Consider the case of a small customer-centric business.
It knows its customers intimately and enjoys enviable loyalty in return. Word spreads. Sales increase. The business grows. All good, right?
But soon our little company is a much bigger company, with all the challenges that come with customer-centricity when you’re big.
You would think that big companies would be better at servicing their customers, with their resources and staffing and budgets. But the opposite is true. As staffing increases, so grows the distance between senior management and front-line staff, and therefore the customer. Middle management are inserted to bridge the gap, thereby creating, ironically, greater distance.
When the VPs lose touch with the “floor”, it’s game over.
A whole host of internal strategic planning issues now emerge to vie for the attention of management: inter-departmental communication; the need for processes; improvements to the delivery channels to handle the increased demand; staff morale; hiring and training; internal culture. It requires an entire new level of staffing to address these.
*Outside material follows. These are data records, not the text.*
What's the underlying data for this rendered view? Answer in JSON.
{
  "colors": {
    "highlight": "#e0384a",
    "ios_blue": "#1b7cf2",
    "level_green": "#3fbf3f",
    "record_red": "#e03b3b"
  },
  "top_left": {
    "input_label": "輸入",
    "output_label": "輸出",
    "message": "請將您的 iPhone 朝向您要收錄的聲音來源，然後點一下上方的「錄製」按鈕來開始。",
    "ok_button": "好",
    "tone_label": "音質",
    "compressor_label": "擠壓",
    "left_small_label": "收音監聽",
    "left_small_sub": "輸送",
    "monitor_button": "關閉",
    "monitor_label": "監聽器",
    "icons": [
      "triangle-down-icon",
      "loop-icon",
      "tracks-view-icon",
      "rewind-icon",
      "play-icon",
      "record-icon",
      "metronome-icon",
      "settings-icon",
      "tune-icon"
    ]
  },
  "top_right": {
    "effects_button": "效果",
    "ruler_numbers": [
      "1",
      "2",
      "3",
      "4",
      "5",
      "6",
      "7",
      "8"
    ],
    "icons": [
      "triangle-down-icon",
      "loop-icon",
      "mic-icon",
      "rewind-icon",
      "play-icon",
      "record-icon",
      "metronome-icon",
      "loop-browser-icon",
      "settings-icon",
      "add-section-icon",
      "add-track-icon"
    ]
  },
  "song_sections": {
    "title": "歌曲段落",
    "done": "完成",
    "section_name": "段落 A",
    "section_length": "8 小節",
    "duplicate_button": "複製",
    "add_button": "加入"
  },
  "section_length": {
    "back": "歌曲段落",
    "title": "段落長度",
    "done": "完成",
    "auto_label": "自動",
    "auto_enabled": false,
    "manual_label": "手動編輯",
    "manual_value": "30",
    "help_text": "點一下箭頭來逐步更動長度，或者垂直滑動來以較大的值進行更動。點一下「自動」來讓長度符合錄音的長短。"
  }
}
It’s hardly surprising that, in the midst of all this internal change, the business loses sight of the customer.
So the customer, ignored and left to wonder about the schizophrenia now demonstrated by the brand that used to service her so well, goes in search of a better customer experience.
Off to the smaller business she will go. And the whole doomed cycle repeats itself.
So what’s a business to do?
The Brand Interventionist Recommends
Departments that don’t talk to each other are speaking different languages to the customer, so that’s the place to start.
Communication and internal alignment will bring a business back to the customer’s experience, so the brand promise should be applied to the internal culture first.
If Brand X is all about ease and simplicity, then these need to be the mantras inside the business. Billing, marketing, staff meetings, communications, incentives – everything is influenced. The business has to wrap itself in the brand flag from the inside out.
A business that figures out how the brand promise directs the internal issues has a puncher’s chance of keeping its customers around when it grows.